Dave O'Neil, a spokesman for Yost, said in an email that the Driven Foundation and the state agreed to the settlement filed in Franklin County Common Pleas Court in lieu of litigation. He said no financial tally was provided to the court either.

Meanwhile, Hall said in an emailed response that "there was not a specific dollar amount" at issue in the case. "The issue was the processes of recording transactions — which we are addressing moving forward by instituting more clear and consistent record-keeping processes."

He said "each dollar" donated to Driven over the past 10 years has been used to support the program intended by the donor, whether for food outreach, mentorships or back-to-school programs.

Yost's office did release the complaint that apparently triggered the investigation. An unnamed person identified as a Driven volunteer reported that Hall pocketed cash donations and bought himself expensive watches, designer shoes, custom suits and jewelry.

The agreement said Hall, community outreach director Josselyn Timko and board member Sonya Edwards all used a Driven Foundation credit card for expenditures unrelated to charitable purposes. Yost also said Hall received cash for autographs when it was unclear whether he was appearing privately or on behalf of Driven.

No dollar amounts are listed, but the court document said expenditures were often accounted for as compensation for officials. The charity's board of directors was in name only, Yost has said, and had held no meetings and taken no official action, including authorizing pay.

Hall said this week that the foundation is "in the process of formalizing a proper Board of Directors."

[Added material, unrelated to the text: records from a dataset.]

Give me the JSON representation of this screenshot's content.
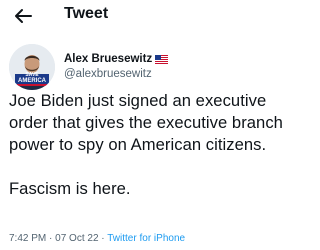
{
  "header": {
    "title": "Tweet",
    "back_icon": "arrow-left-icon"
  },
  "author": {
    "display_name": "Alex Bruesewitz",
    "handle": "@alexbruesewitz",
    "flag_icon": "us-flag-icon",
    "avatar_badge_text": [
      "SAVE",
      "AMERICA"
    ]
  },
  "tweet": {
    "body": "Joe Biden just signed an executive order that gives the executive branch power to spy on American citizens.\n\nFascism is here.",
    "time": "7:42 PM",
    "date": "07 Oct 22",
    "separator": "·",
    "source": "Twitter for iPhone"
  },
  "colors": {
    "text": "#0f1419",
    "secondary": "#536471",
    "link": "#1d9bf0",
    "background": "#ffffff"
  }
}
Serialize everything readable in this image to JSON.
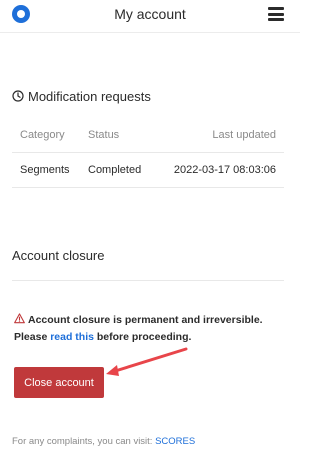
{
  "header": {
    "title": "My account"
  },
  "requests": {
    "title": "Modification requests",
    "columns": [
      "Category",
      "Status",
      "Last updated"
    ],
    "rows": [
      {
        "category": "Segments",
        "status": "Completed",
        "updated": "2022-03-17 08:03:06"
      }
    ]
  },
  "closure": {
    "title": "Account closure",
    "warning_bold": "Account closure is permanent and irreversible.",
    "please": "Please",
    "link": "read this",
    "after_link": "before proceeding.",
    "button": "Close account"
  },
  "footer": {
    "text": "For any complaints, you can visit:",
    "link": "SCORES"
  },
  "colors": {
    "accent": "#1e6fd9",
    "danger": "#c0393b",
    "annotation_arrow": "#e8454a"
  },
  "icons": [
    "logo-icon",
    "hamburger-menu-icon",
    "clock-icon",
    "warning-icon"
  ]
}
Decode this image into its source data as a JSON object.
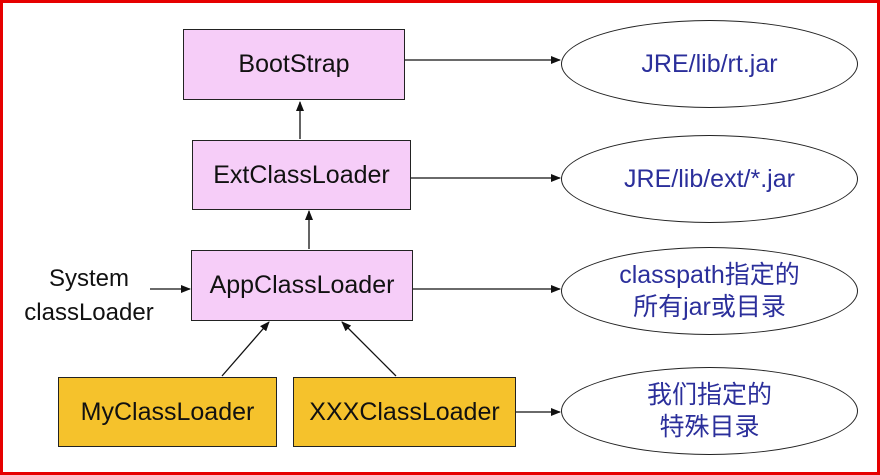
{
  "frame_color": "#e60000",
  "box_colors": {
    "pink": "#f6cdf8",
    "gold": "#f5c22c",
    "ellipse_text": "#2b2f9b"
  },
  "loaders": {
    "bootstrap": "BootStrap",
    "ext": "ExtClassLoader",
    "app": "AppClassLoader",
    "my": "MyClassLoader",
    "xxx": "XXXClassLoader"
  },
  "targets": {
    "bootstrap": [
      "JRE/lib/rt.jar"
    ],
    "ext": [
      "JRE/lib/ext/*.jar"
    ],
    "app": [
      "classpath指定的",
      "所有jar或目录"
    ],
    "custom": [
      "我们指定的",
      "特殊目录"
    ]
  },
  "system_label": [
    "System",
    "classLoader"
  ]
}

Restitution is not mentioned in the settlement, but Hall agreed to pay a civil fine of $5,000, Timko is to pay $1,500, Edwards will pay $500 and the foundation is to pay $2,500. Driven also agreed to implement new internal controls and pay Hall no more than $75,000 annually for the next four years.

According to a federal tax filing, Hall was paid $141,198 as president of Driven in 2017 — about one-third of the charity's $432,763 in reported revenue that year.

He has since formed a for-profit company, Stay Driven LLC, to serve as what Hall described as "an enterprise division" with separate revenue streams.

Zachary Weinsteiger of Charity Navigator, the nation's largest evaluator of nonprofit organizations, said it's not unusual for investigative details to remain murky.

"We believe that settlements paid as a result of a government action are concerning for donors," Weinsteiger said. "In terms of getting into the nitty-gritty of the issues at hand, you don't always wind up seeing that."